Where are we?  Tegucigalpa?  No, not enough oil.  Venezuela?  Perhaps.

D’où Venons Nous / Que Sommes Nous / Où Allons Nous???

Mexico.  A fictional (?) town called Las Piedras. The stones.

Not to be confused with pies (feet).

Indeed, stones play an important part in this film.  And so do feet.

But initially we are disoriented by the Eisenstein-like montage reminiscent of ¡Que viva México!  A small child with a sombrero and no pants playing with cockroaches.

And as the film gets going we notice the multitude of languages.  Spanish, French, German (?), Italian…maybe Dutch?

The Dutchman in question is played by German actor Peter van Eyck (born Götz von Eick).

In fact, I thought for much of the film that I was watching Oskar Werner (much to my chagrin upon consulting the credits).

And so we have a hodgepodge of refugees in this one-horse town of Las Piedras, but the oil industry beckons…on the frontier.  It is a dangerous industry (and becomes infinitesimally more dangerous through the course of this film).
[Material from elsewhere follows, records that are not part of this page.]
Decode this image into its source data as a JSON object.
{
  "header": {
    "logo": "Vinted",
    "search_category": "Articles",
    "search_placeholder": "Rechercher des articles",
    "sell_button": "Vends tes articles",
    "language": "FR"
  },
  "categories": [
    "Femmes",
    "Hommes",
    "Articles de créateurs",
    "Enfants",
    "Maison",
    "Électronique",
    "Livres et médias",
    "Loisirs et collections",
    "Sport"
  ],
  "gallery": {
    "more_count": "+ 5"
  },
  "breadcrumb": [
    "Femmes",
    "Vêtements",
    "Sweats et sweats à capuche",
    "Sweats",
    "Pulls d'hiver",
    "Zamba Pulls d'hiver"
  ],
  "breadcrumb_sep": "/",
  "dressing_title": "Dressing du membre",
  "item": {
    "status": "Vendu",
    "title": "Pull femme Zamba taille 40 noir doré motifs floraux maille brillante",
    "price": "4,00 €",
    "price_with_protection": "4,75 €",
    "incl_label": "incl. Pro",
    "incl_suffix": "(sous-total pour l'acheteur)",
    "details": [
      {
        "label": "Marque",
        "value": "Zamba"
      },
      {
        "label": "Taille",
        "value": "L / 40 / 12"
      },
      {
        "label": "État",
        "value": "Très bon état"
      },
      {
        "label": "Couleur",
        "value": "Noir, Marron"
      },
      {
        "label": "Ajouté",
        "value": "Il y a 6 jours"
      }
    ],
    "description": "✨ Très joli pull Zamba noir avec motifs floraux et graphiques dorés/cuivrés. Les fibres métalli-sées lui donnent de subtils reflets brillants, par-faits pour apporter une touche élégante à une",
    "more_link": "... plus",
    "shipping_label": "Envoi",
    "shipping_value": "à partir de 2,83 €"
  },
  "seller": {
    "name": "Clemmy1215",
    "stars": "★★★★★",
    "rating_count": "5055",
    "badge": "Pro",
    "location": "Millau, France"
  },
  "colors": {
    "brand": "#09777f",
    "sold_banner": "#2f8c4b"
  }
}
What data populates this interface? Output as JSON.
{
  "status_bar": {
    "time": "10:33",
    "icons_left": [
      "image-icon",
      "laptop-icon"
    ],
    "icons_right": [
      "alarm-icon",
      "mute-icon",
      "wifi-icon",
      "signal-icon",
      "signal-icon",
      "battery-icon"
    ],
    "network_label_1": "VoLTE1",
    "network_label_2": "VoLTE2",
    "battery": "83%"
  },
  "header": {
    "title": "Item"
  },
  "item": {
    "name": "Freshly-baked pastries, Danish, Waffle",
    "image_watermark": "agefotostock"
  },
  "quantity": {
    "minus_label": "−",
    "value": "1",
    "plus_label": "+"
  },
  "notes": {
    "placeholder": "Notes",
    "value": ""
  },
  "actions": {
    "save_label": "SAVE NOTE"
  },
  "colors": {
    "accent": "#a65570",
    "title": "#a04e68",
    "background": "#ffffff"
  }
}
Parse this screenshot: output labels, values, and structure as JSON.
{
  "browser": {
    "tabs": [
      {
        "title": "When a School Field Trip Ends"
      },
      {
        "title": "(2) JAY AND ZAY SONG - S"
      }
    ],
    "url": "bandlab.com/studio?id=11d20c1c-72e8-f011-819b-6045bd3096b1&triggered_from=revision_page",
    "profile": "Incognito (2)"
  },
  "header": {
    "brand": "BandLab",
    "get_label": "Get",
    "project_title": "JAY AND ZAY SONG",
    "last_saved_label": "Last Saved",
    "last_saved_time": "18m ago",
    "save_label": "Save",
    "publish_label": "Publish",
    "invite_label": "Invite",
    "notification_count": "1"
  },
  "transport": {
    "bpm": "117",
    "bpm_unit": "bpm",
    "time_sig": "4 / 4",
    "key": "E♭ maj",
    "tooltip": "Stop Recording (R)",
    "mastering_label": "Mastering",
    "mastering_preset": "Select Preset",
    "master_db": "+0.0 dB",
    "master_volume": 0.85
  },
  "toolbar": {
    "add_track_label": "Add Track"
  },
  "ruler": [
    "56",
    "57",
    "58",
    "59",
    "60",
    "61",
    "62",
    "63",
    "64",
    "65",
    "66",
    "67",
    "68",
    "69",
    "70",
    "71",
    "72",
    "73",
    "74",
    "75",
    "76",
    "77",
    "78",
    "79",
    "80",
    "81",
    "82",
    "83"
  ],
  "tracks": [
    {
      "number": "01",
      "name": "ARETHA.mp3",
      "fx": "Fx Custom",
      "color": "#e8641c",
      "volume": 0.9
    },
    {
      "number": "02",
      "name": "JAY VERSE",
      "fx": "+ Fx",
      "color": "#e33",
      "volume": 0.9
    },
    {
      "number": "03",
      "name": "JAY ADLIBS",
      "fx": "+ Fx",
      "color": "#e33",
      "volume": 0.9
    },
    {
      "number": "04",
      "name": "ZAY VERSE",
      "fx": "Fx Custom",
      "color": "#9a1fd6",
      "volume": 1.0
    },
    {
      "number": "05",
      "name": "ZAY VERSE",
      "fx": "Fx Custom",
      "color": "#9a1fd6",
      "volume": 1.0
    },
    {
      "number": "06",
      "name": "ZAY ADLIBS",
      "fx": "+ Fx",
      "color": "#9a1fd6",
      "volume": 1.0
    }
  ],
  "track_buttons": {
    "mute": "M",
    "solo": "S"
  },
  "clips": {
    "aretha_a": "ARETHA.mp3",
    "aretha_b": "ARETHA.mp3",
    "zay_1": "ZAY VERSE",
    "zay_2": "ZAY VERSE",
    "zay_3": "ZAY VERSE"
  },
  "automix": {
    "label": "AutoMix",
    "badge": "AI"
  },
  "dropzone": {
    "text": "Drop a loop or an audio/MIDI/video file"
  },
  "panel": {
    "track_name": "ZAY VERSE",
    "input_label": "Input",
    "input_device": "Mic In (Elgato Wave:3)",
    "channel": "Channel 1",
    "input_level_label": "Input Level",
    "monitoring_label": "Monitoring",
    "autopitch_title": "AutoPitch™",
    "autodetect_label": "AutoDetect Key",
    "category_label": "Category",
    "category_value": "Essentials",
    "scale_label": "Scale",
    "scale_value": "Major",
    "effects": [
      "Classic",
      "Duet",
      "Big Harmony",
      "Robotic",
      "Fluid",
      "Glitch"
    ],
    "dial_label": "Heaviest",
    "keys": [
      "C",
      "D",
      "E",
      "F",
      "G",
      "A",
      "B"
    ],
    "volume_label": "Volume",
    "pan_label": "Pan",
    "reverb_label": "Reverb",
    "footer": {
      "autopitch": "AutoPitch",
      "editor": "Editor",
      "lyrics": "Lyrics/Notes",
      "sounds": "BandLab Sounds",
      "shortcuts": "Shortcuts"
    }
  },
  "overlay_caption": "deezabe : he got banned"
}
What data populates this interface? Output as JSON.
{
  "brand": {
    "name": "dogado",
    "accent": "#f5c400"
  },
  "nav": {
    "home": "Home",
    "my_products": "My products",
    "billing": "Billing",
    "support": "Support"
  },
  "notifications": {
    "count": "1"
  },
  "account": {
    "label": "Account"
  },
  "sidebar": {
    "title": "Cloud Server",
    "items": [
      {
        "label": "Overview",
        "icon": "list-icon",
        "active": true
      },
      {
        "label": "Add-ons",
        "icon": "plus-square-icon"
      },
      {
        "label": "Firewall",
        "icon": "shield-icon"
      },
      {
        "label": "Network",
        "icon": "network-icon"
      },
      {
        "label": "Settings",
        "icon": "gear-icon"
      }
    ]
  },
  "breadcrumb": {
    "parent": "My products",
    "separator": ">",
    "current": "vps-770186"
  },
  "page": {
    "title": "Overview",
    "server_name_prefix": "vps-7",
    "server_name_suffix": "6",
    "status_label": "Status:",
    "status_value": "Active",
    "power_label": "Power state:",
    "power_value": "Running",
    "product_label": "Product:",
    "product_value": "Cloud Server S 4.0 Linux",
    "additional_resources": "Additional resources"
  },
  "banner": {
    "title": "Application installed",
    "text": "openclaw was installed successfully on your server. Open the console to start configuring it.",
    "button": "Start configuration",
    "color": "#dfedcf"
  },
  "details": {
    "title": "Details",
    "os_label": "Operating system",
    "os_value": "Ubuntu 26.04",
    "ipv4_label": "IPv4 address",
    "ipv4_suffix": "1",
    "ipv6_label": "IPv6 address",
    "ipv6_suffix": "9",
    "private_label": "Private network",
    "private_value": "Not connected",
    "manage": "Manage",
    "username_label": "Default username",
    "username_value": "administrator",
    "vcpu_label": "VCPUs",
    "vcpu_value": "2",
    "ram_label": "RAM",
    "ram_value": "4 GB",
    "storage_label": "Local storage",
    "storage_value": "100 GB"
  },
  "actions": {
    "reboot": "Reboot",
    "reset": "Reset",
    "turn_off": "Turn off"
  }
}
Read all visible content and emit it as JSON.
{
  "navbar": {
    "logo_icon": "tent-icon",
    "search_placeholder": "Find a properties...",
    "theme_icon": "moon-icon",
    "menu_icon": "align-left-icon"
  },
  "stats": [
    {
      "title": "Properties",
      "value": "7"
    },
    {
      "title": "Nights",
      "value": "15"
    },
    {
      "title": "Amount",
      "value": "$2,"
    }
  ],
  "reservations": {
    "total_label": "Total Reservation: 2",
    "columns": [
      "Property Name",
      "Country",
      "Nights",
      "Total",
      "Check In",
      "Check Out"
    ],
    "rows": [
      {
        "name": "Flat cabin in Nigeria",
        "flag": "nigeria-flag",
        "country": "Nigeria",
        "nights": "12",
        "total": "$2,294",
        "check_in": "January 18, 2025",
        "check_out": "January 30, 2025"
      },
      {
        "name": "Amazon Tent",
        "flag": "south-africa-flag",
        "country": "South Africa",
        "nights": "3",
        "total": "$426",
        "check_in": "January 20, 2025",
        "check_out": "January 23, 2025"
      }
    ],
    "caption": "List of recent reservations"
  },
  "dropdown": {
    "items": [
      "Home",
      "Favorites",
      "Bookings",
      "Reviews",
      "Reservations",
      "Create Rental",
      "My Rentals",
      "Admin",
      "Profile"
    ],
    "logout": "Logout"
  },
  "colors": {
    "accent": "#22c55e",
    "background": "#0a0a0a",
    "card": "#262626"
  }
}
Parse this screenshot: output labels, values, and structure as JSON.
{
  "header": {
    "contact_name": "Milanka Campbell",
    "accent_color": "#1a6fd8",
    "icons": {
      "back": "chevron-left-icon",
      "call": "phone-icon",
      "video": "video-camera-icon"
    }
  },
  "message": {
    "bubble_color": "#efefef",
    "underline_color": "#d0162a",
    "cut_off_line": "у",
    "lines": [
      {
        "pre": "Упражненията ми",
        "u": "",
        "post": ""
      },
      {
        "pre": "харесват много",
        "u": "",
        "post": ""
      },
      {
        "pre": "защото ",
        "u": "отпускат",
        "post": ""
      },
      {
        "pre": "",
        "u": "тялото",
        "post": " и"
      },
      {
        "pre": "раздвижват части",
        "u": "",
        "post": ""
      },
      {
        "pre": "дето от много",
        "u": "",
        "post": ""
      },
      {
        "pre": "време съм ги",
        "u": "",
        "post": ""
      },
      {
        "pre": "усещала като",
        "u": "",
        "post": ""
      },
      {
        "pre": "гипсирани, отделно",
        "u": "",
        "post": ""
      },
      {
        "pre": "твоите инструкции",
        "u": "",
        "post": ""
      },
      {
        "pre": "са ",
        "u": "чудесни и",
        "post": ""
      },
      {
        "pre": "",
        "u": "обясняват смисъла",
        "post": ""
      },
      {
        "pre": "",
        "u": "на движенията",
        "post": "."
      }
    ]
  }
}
I do believe I have heard Clouzot described as the French Hitchcock.  After seeing this, that makes perfect sense.

Le salaire de la peur is such a pithy, visceral film.

I don’t want to give too much away, but this is a very powerful film which takes aim at corporate callousness.  But the real theme is danger.  Fear.  Anxiety.  The sickness of worry.

It reminds us that we shouldn’t judge our fellow humans too harshly.  We can never know the exact feelings or the exact situation.

One final thought.  Nitroglycerine plays an integral part in this film.

I pray that the Russian soldiers who died yesterday will not have died in vain.  May the leaders of Turkey and the other NATO countries come to their senses in what has been sheer geopolitical insanity along Russia’s border.  What restraint Russia has shown compared to the egregious stunt pulled by Turkey!  As with all actions emanating from the West, I wouldn’t be surprised if the incident was ordered to occur (giving propitious conditions) by a power residing much further west than Ankara.

May courage and wisdom be with the militaries of all nations, the soldiers of which are thrust into the most unenviable positions imaginable.  War for profit has hit its maximum potential.  If there be one true diplomat left on the planet, let him or her please stand up at this crucial time.

Don’t count too much on your simulations.

 

-PD